Over the past few years, I have become quite interested dog training and law enforcement both for personal and professional reasons. Like myself, most people consider their dog(s) as family. Because of this shift in our society, losing a dog can be heartbreaking. Losing a pet effects the family but it can affect the responsible parties. In recent years, cities and police departments have seen an increase in lawsuits due to intentional and unintentional shootings of dogs during arrests, conducting search warrants, and answering calls. To help educate officers and prevent unnecessary deadly force used against animals, Texas House Bill 593 was passed in 2015. According to the TCOLE (Texas Commission on Law Enforcement) website, Licensed Peace Officers are legislatively mandated (H.B. 593) to take a Canine Encounters course. This 4 hour course goes over topics such as determining if a dog is dangerous, recognizing and understanding canine behavior, aggression, and prevention.
Some police departments are going above and beyond in training by partnering with dog trainers and even using simulators to ensure proper training. I went through SAPD’s Citizen Police Academy and experienced their simulator first hand. The realistic interaction with the simulator is astonishing and so helpful for a real-world setting. Although I don’t know if they offer this Canine Encounter training through their simulator, the training curriculum is still informative.
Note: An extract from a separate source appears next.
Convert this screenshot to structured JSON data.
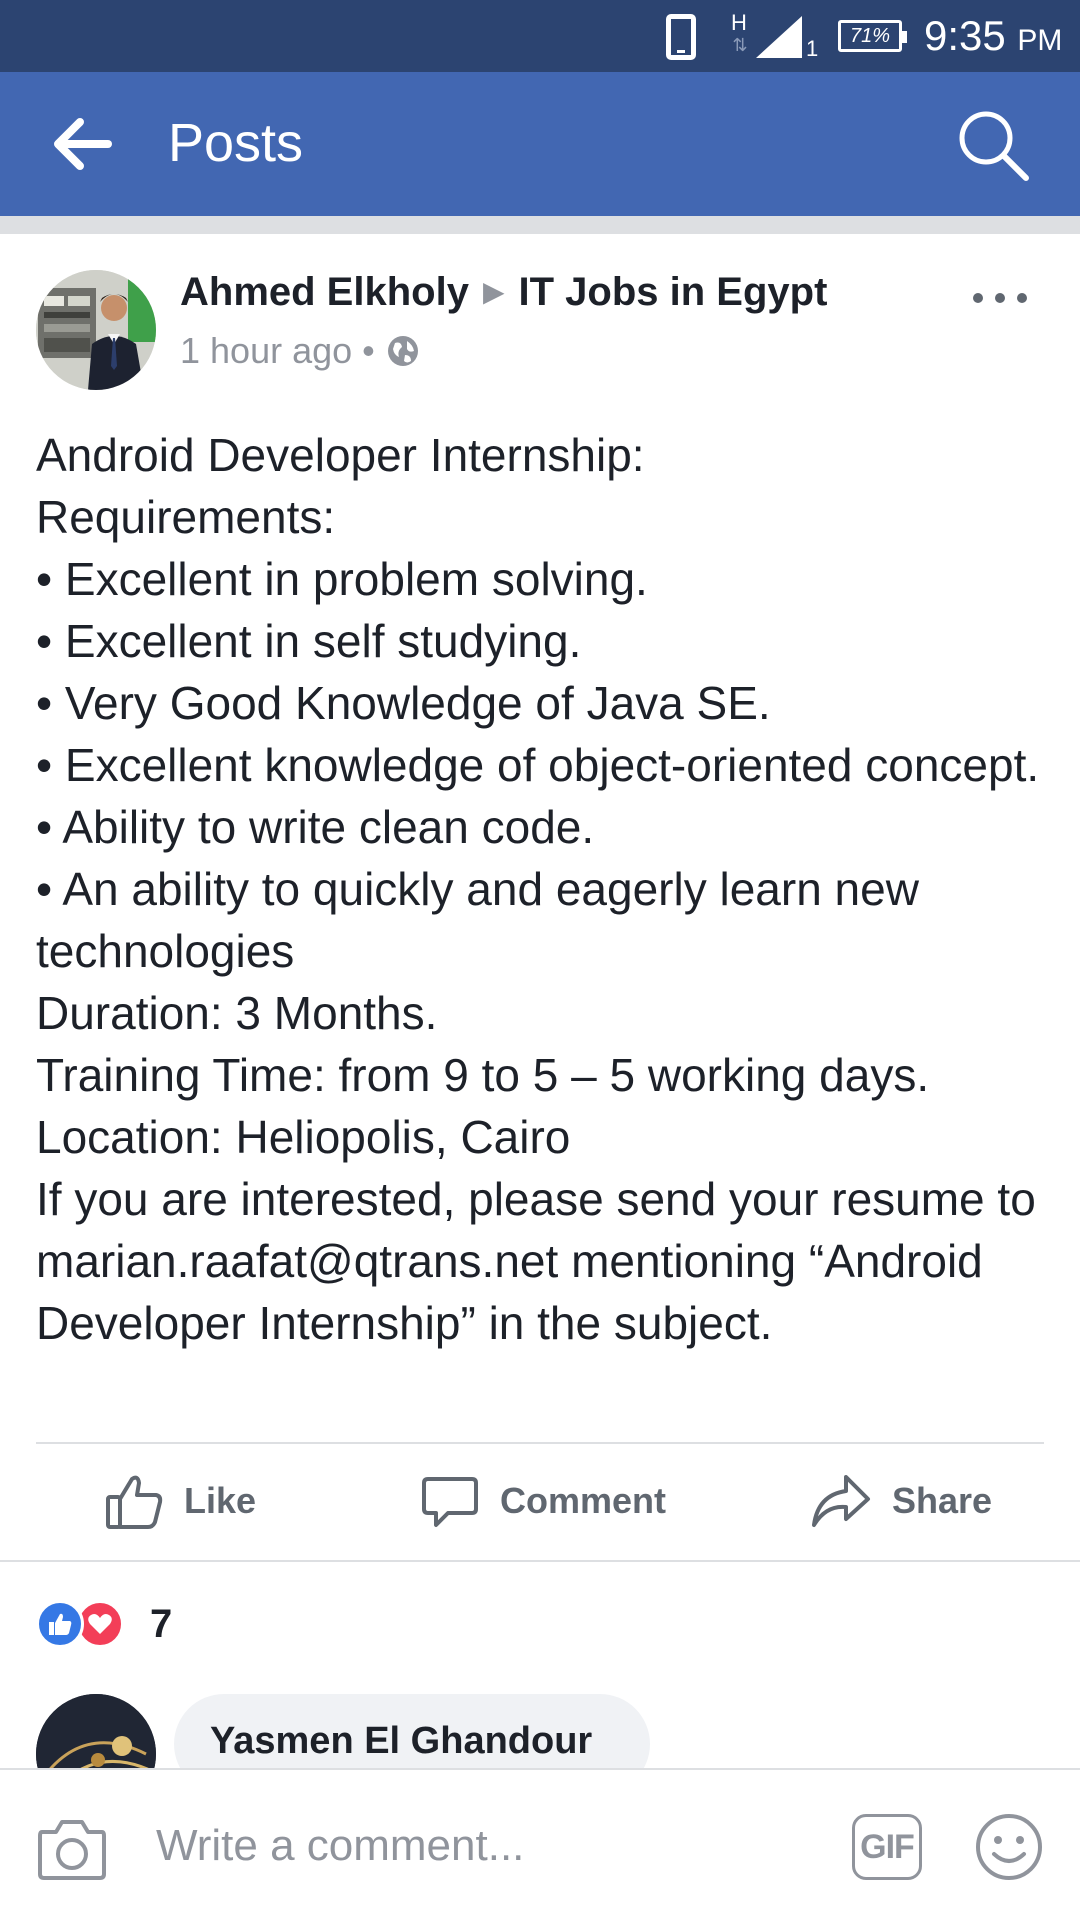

This article discusses more in-depth about the simulators and how effective they have become in training officers.